_TASK GOAL_
If pictures are present, leave them out, and copy the data word for word.

Data items
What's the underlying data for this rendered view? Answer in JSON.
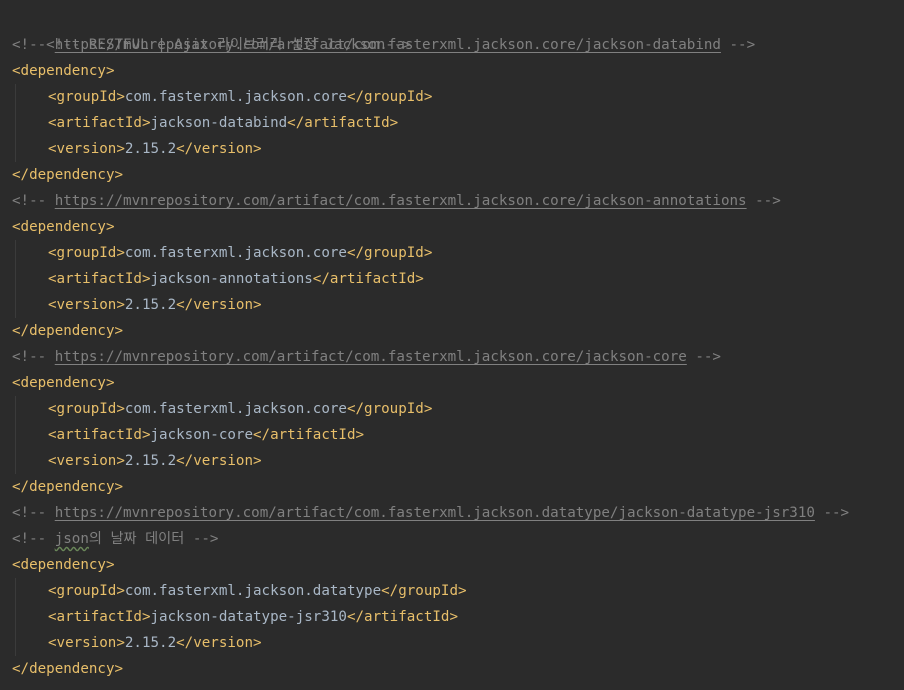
{
  "comments": {
    "header": "<!-- RESTFUL | Ajax 라이브러리 설정 Jackson-->",
    "open": "<!-- ",
    "close": " -->",
    "urls": [
      "https://mvnrepository.com/artifact/com.fasterxml.jackson.core/jackson-databind",
      "https://mvnrepository.com/artifact/com.fasterxml.jackson.core/jackson-annotations",
      "https://mvnrepository.com/artifact/com.fasterxml.jackson.core/jackson-core",
      "https://mvnrepository.com/artifact/com.fasterxml.jackson.datatype/jackson-datatype-jsr310"
    ],
    "json_note_word": "json",
    "json_note_rest": "의 날짜 데이터",
    "json_note_close": " -->"
  },
  "tags": {
    "dependency_open": "<dependency>",
    "dependency_close": "</dependency>",
    "groupId_open": "<groupId>",
    "groupId_close": "</groupId>",
    "artifactId_open": "<artifactId>",
    "artifactId_close": "</artifactId>",
    "version_open": "<version>",
    "version_close": "</version>"
  },
  "dependencies": [
    {
      "groupId": "com.fasterxml.jackson.core",
      "artifactId": "jackson-databind",
      "version": "2.15.2"
    },
    {
      "groupId": "com.fasterxml.jackson.core",
      "artifactId": "jackson-annotations",
      "version": "2.15.2"
    },
    {
      "groupId": "com.fasterxml.jackson.core",
      "artifactId": "jackson-core",
      "version": "2.15.2"
    },
    {
      "groupId": "com.fasterxml.jackson.datatype",
      "artifactId": "jackson-datatype-jsr310",
      "version": "2.15.2"
    }
  ],
  "colors": {
    "background": "#2b2b2b",
    "comment": "#808080",
    "tag": "#e8bf6a",
    "text": "#a9b7c6"
  }
}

_RESULT BELOW_
What's the underlying data for this rendered view? Answer in JSON.
{
  "comments": {
    "header": "<!-- RESTFUL | Ajax 라이브러리 설정 Jackson-->",
    "open": "<!-- ",
    "close": " -->",
    "urls": [
      "https://mvnrepository.com/artifact/com.fasterxml.jackson.core/jackson-databind",
      "https://mvnrepository.com/artifact/com.fasterxml.jackson.core/jackson-annotations",
      "https://mvnrepository.com/artifact/com.fasterxml.jackson.core/jackson-core",
      "https://mvnrepository.com/artifact/com.fasterxml.jackson.datatype/jackson-datatype-jsr310"
    ],
    "json_note_word": "json",
    "json_note_rest": "의 날짜 데이터",
    "json_note_close": " -->"
  },
  "tags": {
    "dependency_open": "<dependency>",
    "dependency_close": "</dependency>",
    "groupId_open": "<groupId>",
    "groupId_close": "</groupId>",
    "artifactId_open": "<artifactId>",
    "artifactId_close": "</artifactId>",
    "version_open": "<version>",
    "version_close": "</version>"
  },
  "dependencies": [
    {
      "groupId": "com.fasterxml.jackson.core",
      "artifactId": "jackson-databind",
      "version": "2.15.2"
    },
    {
      "groupId": "com.fasterxml.jackson.core",
      "artifactId": "jackson-annotations",
      "version": "2.15.2"
    },
    {
      "groupId": "com.fasterxml.jackson.core",
      "artifactId": "jackson-core",
      "version": "2.15.2"
    },
    {
      "groupId": "com.fasterxml.jackson.datatype",
      "artifactId": "jackson-datatype-jsr310",
      "version": "2.15.2"
    }
  ],
  "colors": {
    "background": "#2b2b2b",
    "comment": "#808080",
    "tag": "#e8bf6a",
    "text": "#a9b7c6"
  }
}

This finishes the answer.